Watch the 20-year-old’s mannerisms and listen to his answers Monday as he addressed local reporters after participating in a full-contact practice, then tell us this guy isn’t frustrated.

“I’m just trying to get back and play hockey,” says Matthews when asked when exactly he’ll return.

The Leafs have two HUGE tests coming up this week, first tonight against Tampa and then on Thursday against the Nashville Predators. Both the Lightning and the Preds lead their respective conferences, so the two games could act as an effective way for th eLeafs to currently gauge where they rank in the NHL’s hierarchy. 

Knowing where you stand, your strengths and weaknesses, is important for a team headed down the stretch and into the playoffs. The only thing more important? Health. The Leafs are hoping for that to improve down the stretch, as well.

Leafs demote Sparks to Marlies

The Toronto Maple Leafs have officially loaned goaltender Garret Sparks to the team’s AHL affiliate, the Toronto Marlies.

Sparks was initially recalled following Wednesday’s shootout victory over the Dallas Stars in which starting goaltender Frederik Andersen left the game with an “upper body injury”. Today’s news seems to signal that after taking the last two games off, Andersen is ready to return to action.

Unfortunately for Sparks he did not see any playing time during his brief recall.
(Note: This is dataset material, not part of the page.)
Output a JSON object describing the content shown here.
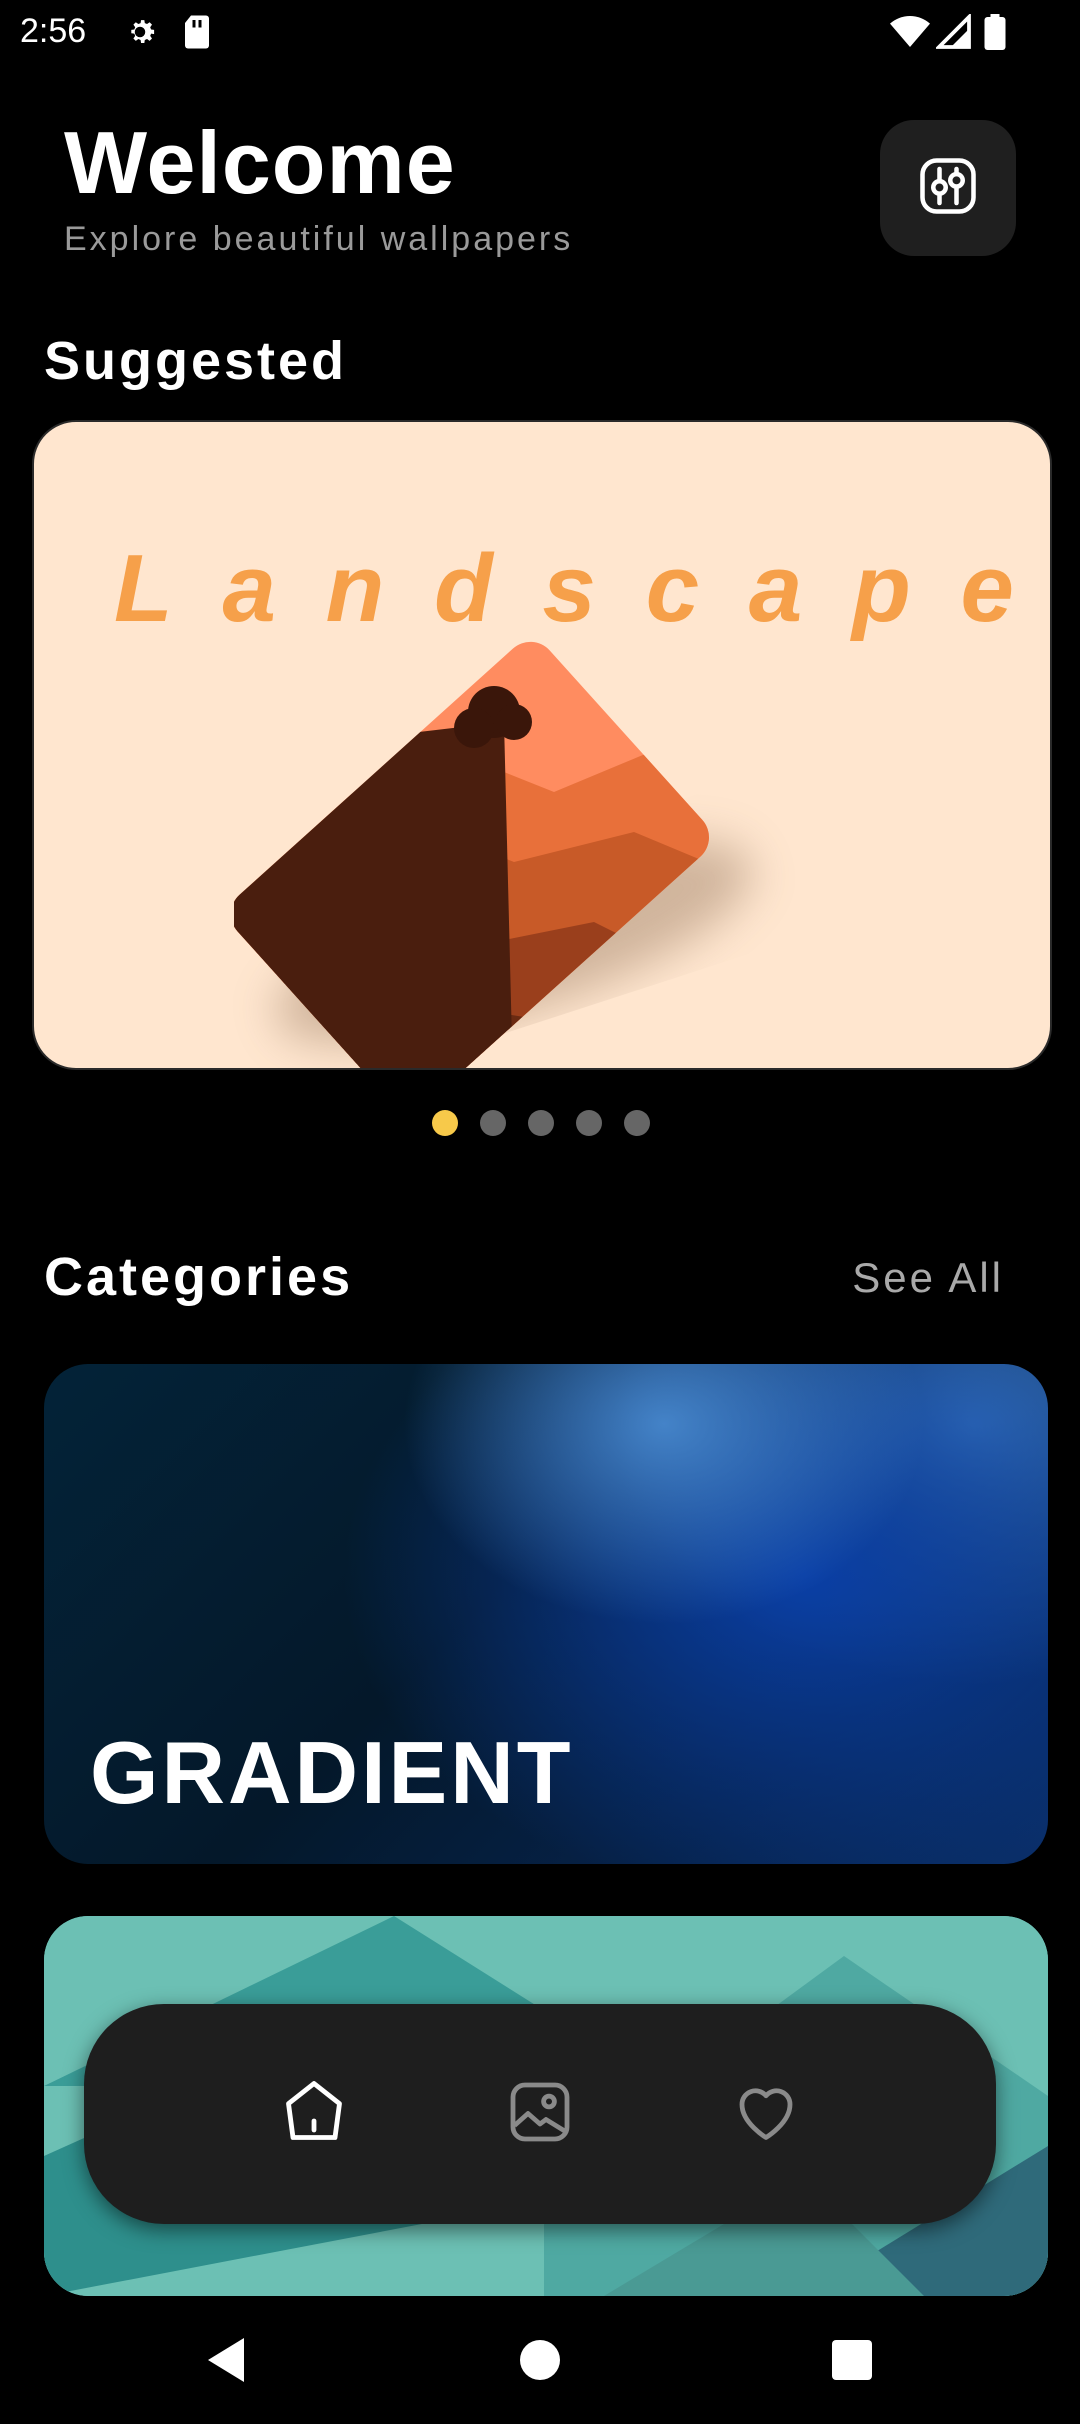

The 24-year-old goaltender has been absolutely fantastic with the Marlies this season, posting a remarkable 1.78 GAA and .936 save percentage in 35 games. Together with partner Calvin Pickard, the duo comprise perhaps the strongest goaltender tandem in the AHL.

Sparks has spent his entire professional career in the Leafs organization after having been drafted by the team in the 7th round (190th overall) of the 2011 NHL Entry Draft. He has a 6-9-1 NHL record to go along with his 3.03 GAA and .893 save percentage in 17 NHL starts, all from the 2015-16 season.